What is a Casino?

A casino is a gambling house or building for certain types of gambling. Casinos are sometimes combined with hotels, restaurants, retail shops, and/or cruise ships. They may also host live entertainment. The word casino comes from the Italian word kasino, which means officers’ mess in military and non-military usage.

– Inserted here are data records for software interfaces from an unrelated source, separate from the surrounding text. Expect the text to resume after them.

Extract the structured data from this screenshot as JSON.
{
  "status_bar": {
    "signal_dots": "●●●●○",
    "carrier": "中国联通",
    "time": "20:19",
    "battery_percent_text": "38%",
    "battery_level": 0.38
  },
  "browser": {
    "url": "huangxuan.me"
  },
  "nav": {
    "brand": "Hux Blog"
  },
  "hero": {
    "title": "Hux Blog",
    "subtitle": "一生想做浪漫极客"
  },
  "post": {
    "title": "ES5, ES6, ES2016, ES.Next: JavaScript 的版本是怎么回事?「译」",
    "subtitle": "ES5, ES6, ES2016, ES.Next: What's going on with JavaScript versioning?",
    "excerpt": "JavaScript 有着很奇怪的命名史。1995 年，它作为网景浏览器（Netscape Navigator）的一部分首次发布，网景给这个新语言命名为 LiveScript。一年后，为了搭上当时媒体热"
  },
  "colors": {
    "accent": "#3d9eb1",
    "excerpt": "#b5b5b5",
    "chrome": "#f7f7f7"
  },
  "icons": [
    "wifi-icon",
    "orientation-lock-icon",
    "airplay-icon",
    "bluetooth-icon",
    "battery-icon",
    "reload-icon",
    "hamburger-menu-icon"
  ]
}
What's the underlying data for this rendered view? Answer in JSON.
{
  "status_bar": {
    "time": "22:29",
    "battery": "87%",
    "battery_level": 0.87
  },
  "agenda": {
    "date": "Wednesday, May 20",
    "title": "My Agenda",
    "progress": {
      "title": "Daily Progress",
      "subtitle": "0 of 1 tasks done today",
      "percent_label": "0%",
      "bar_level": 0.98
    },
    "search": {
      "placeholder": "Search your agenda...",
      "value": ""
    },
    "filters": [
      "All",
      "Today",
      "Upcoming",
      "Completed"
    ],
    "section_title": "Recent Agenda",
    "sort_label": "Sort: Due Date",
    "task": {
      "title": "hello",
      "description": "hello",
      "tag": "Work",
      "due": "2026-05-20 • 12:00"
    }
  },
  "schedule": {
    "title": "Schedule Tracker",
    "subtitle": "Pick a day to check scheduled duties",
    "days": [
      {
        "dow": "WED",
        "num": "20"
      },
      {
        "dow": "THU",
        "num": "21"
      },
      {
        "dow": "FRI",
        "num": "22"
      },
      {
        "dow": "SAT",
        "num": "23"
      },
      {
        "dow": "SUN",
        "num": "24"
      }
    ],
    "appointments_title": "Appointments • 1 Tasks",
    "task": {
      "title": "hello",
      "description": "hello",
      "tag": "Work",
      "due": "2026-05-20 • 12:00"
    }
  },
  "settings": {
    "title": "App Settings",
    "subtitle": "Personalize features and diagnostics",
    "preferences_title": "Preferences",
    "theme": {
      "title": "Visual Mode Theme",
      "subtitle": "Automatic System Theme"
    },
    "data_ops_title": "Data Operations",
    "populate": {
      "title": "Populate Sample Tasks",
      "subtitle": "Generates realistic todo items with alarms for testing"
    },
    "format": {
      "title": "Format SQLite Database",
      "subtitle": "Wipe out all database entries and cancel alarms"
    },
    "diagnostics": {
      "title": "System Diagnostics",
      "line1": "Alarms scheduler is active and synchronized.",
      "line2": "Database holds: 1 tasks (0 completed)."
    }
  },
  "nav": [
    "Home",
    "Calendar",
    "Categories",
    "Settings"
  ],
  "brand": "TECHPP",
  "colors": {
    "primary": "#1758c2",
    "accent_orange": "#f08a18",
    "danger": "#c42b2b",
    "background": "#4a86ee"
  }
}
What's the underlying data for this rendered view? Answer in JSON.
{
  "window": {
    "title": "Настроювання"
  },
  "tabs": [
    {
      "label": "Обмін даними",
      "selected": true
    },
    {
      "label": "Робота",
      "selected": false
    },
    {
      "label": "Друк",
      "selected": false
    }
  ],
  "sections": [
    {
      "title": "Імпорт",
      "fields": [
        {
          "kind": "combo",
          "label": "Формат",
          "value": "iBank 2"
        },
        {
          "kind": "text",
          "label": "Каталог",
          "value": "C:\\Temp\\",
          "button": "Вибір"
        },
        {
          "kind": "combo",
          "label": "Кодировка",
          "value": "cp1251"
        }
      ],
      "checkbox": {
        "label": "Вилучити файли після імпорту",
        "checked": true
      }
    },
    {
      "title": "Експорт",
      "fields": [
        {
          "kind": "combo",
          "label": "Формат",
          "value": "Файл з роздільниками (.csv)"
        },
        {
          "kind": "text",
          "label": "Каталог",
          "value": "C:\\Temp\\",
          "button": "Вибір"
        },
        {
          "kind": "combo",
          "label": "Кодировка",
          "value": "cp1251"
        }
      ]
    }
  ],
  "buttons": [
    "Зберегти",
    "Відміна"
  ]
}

Like other businesses, casinos try to maximize revenue and minimize costs. They do this by enticing gamblers with a variety of perks, especially free food and drinks. They often use bright, gaudy floor and wall coverings to create an exciting, cheerful atmosphere that enhances the mood and sense of anticipation. Many casinos also offer a variety of traditional Far Eastern games, such as sic bo, fan-tan, and pai-gow. In the twenty-first century, casinos are concentrating their efforts on high-stakes gamblers and offering them comps worth tens of thousands of dollars. They offer them exclusive gambling rooms and luxurious personal attention. In addition to standard games, most modern casinos feature video poker and electronic blackjack. Casinos hire gaming mathematicians to ensure that the house edge of each game is minimal and that they have enough cash reserves to stay in business. They also monitor the performance of individual machines to make sure they are paying out the amounts they should, and employ security personnel to prevent cheating or other improper behavior. They are also increasingly using technology to supervise the games themselves, such as ‘chip tracking’ where betting chips with built-in microcircuitry interact with computer systems at each table to oversee exactly how much money is being wagered minute by minute.